◆ WORK TO BE COMPLETED
Give the number of lines in the records below that contain the word "JSON". State only that number.

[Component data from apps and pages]
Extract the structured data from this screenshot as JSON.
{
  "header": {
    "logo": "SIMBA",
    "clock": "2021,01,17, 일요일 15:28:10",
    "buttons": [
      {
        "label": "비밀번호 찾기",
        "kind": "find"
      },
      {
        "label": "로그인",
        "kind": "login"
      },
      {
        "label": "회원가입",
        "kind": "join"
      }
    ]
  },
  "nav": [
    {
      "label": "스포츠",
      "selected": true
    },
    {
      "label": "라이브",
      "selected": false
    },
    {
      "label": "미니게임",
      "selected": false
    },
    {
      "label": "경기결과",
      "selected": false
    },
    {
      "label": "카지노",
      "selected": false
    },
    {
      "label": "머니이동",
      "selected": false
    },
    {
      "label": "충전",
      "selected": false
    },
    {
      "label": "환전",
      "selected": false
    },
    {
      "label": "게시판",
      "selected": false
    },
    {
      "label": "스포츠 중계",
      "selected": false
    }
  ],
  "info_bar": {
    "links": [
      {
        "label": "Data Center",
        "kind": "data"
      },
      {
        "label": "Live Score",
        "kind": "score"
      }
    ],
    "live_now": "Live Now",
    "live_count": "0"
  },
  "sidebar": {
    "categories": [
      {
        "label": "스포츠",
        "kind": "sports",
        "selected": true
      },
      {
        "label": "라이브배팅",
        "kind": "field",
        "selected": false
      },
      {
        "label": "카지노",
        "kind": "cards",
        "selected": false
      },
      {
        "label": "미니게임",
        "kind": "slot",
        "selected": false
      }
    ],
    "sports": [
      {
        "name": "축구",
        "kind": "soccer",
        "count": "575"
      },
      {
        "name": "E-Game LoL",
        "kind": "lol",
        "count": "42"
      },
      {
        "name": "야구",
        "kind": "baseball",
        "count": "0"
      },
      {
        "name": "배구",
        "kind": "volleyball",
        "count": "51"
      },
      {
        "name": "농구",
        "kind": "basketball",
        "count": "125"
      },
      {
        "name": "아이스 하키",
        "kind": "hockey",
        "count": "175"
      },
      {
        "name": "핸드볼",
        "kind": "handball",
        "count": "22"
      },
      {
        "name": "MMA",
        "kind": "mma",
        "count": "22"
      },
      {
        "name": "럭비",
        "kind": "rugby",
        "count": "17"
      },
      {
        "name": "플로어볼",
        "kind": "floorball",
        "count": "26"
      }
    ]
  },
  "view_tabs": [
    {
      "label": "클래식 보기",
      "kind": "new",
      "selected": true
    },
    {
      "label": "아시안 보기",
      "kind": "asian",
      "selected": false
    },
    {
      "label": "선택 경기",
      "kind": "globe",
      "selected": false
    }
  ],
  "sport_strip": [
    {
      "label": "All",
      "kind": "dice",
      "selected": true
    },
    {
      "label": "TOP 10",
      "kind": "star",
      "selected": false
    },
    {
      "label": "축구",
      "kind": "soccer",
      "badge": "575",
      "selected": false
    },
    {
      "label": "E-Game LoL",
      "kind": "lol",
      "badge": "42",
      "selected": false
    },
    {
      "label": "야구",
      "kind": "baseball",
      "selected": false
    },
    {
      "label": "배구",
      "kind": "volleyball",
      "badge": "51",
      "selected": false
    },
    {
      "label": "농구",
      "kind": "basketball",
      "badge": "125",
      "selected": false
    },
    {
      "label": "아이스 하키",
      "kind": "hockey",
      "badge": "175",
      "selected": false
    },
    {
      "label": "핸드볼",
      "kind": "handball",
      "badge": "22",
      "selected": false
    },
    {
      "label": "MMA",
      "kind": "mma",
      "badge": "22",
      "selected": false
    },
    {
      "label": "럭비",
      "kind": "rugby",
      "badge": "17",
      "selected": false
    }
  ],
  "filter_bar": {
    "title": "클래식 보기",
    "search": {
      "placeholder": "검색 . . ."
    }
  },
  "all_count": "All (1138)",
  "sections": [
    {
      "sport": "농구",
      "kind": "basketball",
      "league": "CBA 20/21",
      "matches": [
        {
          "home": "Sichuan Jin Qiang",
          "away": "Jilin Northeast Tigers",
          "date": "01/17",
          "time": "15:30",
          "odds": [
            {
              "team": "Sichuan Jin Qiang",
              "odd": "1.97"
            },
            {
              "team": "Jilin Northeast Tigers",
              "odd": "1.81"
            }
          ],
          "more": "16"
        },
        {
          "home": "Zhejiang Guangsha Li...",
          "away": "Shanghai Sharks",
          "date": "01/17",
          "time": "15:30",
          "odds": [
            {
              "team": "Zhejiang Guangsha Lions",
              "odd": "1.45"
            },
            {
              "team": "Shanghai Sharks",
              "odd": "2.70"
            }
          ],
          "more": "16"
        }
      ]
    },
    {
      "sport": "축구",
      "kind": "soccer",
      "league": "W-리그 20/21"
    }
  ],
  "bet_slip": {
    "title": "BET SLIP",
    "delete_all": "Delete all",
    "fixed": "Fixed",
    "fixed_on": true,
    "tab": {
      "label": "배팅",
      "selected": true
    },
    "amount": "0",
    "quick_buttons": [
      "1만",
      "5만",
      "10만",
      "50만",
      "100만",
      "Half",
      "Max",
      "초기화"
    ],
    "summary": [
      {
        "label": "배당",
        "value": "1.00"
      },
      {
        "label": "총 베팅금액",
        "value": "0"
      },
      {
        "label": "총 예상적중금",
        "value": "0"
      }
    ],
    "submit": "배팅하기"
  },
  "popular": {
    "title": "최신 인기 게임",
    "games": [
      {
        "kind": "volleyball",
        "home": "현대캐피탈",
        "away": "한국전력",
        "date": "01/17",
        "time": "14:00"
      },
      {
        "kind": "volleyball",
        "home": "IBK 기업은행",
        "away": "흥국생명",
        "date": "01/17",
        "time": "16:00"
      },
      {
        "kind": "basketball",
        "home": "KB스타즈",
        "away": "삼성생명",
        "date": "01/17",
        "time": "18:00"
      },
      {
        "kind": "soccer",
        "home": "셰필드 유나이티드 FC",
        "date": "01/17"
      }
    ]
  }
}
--
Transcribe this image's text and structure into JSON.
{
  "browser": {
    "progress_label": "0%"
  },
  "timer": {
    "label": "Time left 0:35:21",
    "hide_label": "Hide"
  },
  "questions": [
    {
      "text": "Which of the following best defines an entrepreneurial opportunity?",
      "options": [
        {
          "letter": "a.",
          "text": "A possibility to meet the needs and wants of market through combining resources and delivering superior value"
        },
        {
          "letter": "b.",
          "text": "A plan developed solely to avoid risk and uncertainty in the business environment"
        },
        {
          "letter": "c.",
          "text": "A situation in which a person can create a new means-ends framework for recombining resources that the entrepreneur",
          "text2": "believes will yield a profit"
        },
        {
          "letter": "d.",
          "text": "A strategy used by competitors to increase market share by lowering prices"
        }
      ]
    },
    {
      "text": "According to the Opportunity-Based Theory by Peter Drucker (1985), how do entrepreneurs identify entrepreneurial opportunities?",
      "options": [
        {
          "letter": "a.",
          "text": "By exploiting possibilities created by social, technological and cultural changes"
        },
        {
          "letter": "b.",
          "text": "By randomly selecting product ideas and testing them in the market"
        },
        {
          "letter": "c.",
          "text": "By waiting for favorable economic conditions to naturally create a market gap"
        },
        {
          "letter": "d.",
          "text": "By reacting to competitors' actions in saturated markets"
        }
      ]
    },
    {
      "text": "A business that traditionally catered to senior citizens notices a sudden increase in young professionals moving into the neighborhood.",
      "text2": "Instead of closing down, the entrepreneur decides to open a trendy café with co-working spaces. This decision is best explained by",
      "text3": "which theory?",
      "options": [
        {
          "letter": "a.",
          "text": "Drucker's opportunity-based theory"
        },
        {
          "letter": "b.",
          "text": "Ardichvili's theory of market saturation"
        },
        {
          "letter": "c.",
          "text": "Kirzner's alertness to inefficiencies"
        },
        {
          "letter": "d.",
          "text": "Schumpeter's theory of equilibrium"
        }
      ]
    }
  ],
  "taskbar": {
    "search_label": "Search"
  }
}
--
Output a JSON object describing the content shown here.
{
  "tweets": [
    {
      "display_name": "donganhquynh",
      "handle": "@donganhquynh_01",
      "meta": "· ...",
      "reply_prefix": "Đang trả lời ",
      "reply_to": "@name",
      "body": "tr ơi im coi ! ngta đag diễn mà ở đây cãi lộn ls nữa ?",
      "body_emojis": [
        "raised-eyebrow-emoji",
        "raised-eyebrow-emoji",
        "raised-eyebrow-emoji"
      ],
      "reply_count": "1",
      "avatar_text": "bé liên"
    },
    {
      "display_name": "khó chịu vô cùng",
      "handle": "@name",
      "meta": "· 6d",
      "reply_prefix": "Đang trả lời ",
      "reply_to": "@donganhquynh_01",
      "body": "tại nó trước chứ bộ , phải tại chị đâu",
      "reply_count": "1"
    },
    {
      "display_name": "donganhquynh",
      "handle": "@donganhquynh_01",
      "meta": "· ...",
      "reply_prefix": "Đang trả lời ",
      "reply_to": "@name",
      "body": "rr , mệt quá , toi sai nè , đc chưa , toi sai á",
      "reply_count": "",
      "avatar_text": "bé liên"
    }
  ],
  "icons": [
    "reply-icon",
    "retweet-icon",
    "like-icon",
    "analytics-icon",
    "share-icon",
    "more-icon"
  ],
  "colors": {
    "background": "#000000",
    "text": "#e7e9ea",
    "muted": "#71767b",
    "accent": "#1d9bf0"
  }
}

◆ TASK OUTPUT
3